Benyamin Cohen. My Jesus Year: A Rabbi’s Son Wanders the Bible Belt in Search of His Own Faith. New York, Harper Collins: 2008. Pp. 252, ISBN 978-0-06-124517-6. $24.95. *

 

My anthropologist colleagues are fond of saying that, upon approaching a social situation, sociologists hand out a survey while anthropologists invite themselves to dinner. The advantage to the dinner invitation is that one gets to see a broad social network in its natural setting. Benyamin Cohen’s book is not an anthropological study but it is the work of a journalist with an observant eye, a willingness to be self-critical, and a good sense of humor.

 

Benyamin Cohen, whose family I have known since he was a child, was brought up an Orthodox Jew in Atlanta. This location put him well within the Bible belt. As with many people brought up in a closed society, Cohen felt that “the grass was greener on the other side,” i.e., in the Christian church that stood opposite the family home with the synagogue his father built onto it. Having lost his mother and some of his faith as a teen-ager, Cohen went on to marry a convert but continued to live an Orthodox life, choosing journalism as a career. This book is the story of a year he spent visiting the inordinately vast array of forms of Christianity that Atlanta and its environs contain. The utility of the book is in its depicting this variety (I confess that, as a professor of Jewish Studies, I knew some, but not all, of this). Its charm lies in the way the author weaves in his own awkwardness, even his own sense of guilt, at seriously exploring Christian religion while including a running commentary on the foibles of the Jewish community as he describes this journey.

 

The book begins with a quotation from a later chapter in which Cohen is attending a very lively service in an African-American megachurch. A wandering cameraman whose job it is to photograph the participants catches him and “before I know it, there I am, my face twenty feet tall on the two screens hanging from the ceiling in front of the amphitheater. My Jewish face on Jesus’ JumboTron for all to see. Oh, God forgive me.” As the book progresses, Cohen attends the Ultimate Christian Wrestling match that sequences into a revivalist meeting, attends a Major League “Faith Day” in the Atlanta stadium, meets with Mormon missionaries, and visits the Monastery of the Holy Spirit in Conyers, GA. He also attends a very sedate but beautiful (for him) midnight mass at the Episcopal Church across the street from his current apartment though he has to look up and down before crossing the street less someone from his community see him. And he pretends to be a Catholic long enough to get himself into a confessional until he suddenly realizes that he needs to have a sin to confess. There is much more: miracles, the Gospel music industry, “God wants you to be rich,” etc.

 

In the running commentary on his own faith, we hear about the completion of the seven year cycle of study of the Talmud for which the organizers had to rent Madison Square Garden in New York only to find out that it was too small and that they also need to rent the Continental Airlines Arena in New Jersey. We also hear about the lack of true spirituality in most Jewish liturgical prayer, Jewish revivalist music, the religious flatness of both Christmas and Hanuka, and the super fast Sabbath service in which he himself now participates: “Bereft of a long sermon or copious amounts of singing, we complete our prayers in half the time. Think of us as the drive-thru of Jewish prayers. Do you want some fries with that plea for mercy?”

 

Woven into the whole narrative is the pain of the death of his mother. I knew her and remember that day. What a tragedy! And the pain of his sister’s illness which felt especially unjust after the loss of their mother. And the appearance of his step-mother whom he, as a teenager in pain, could not accept. And the problems of being a “PK” – a preacher’s kid, the child of the local rabbi (or minister). And his relations with his wife’s Christian family. And his theological confusion: Just how personal is God? Can God really do something that contradicts the laws of nature?

 

I won’t spoil the book for the reader, but the end is touching.
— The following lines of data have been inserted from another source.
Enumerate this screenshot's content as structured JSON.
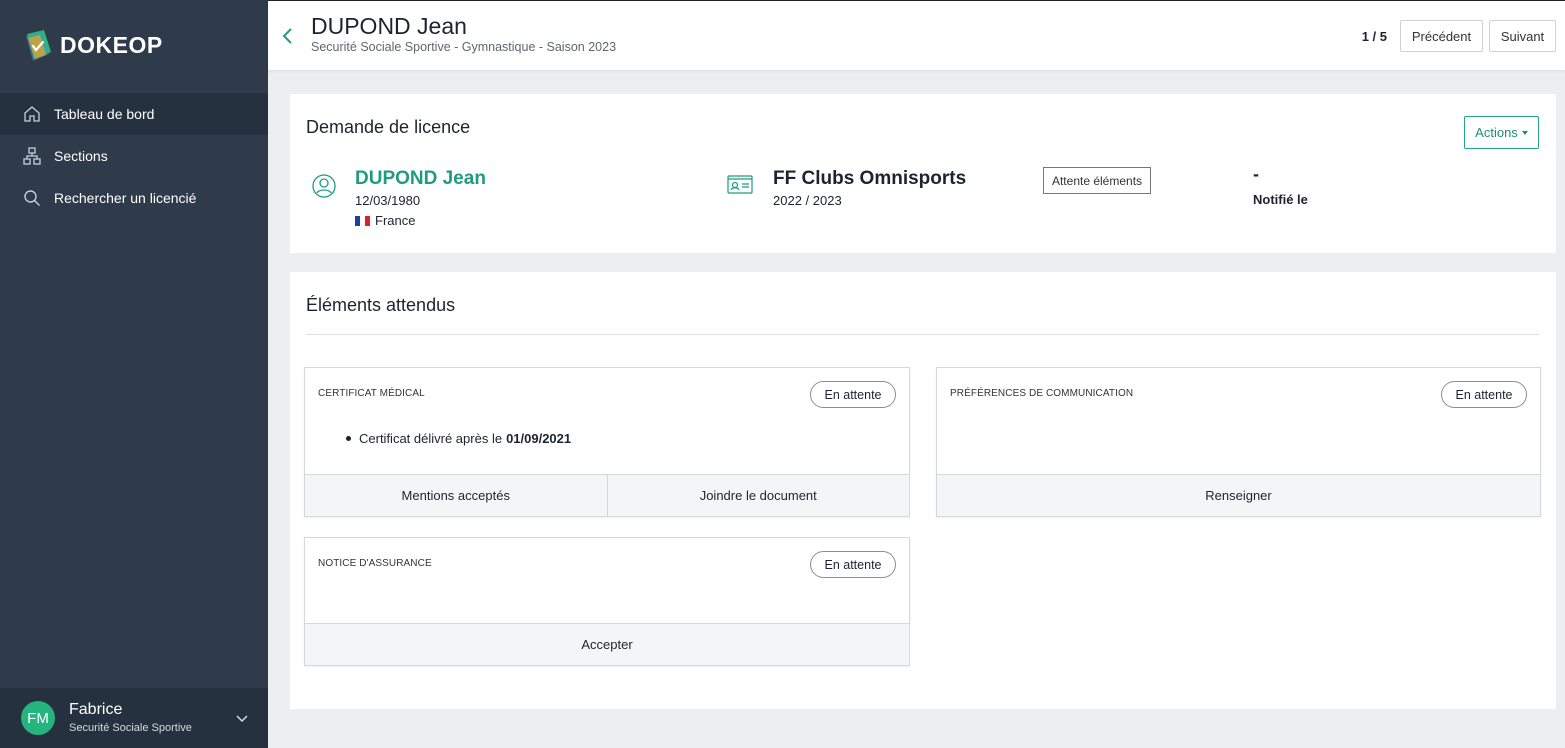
{
  "brand": {
    "name": "DOKEOP"
  },
  "sidebar": {
    "items": [
      {
        "label": "Tableau de bord",
        "icon": "home-icon"
      },
      {
        "label": "Sections",
        "icon": "sitemap-icon"
      },
      {
        "label": "Rechercher un licencié",
        "icon": "search-icon"
      }
    ],
    "user": {
      "initials": "FM",
      "name": "Fabrice",
      "org": "Securité Sociale Sportive"
    }
  },
  "header": {
    "title": "DUPOND Jean",
    "subtitle": "Securité Sociale Sportive - Gymnastique - Saison 2023",
    "pager": "1 / 5",
    "prev_label": "Précédent",
    "next_label": "Suivant"
  },
  "license": {
    "title": "Demande de licence",
    "actions_label": "Actions",
    "person": {
      "name": "DUPOND Jean",
      "dob": "12/03/1980",
      "country": "France"
    },
    "federation": {
      "name": "FF Clubs Omnisports",
      "season": "2022 / 2023"
    },
    "status": "Attente éléments",
    "notified_value": "-",
    "notified_label": "Notifié le"
  },
  "expected": {
    "title": "Éléments attendus",
    "items": [
      {
        "title": "Certificat médical",
        "status": "En attente",
        "bullet_text": "Certificat délivré après le",
        "bullet_date": "01/09/2021",
        "actions": [
          "Mentions acceptés",
          "Joindre le document"
        ]
      },
      {
        "title": "Préférences de communication",
        "status": "En attente",
        "actions": [
          "Renseigner"
        ]
      },
      {
        "title": "Notice d'assurance",
        "status": "En attente",
        "actions": [
          "Accepter"
        ]
      }
    ]
  },
  "colors": {
    "sidebar": "#2f3a4a",
    "accent": "#1f9b80",
    "avatar": "#24b47e"
  }
}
This journalistic essay is not a systematic anthropological article, nor is it a study in interfaith relations. It is a guided tour of real, experienced religion – Christian and Jewish – from someone who lives Judaism and is willing to look at his neighbor’s religion seriously.

 

* This review appeared in Reviews in Religion and Theology (2009) 270-72.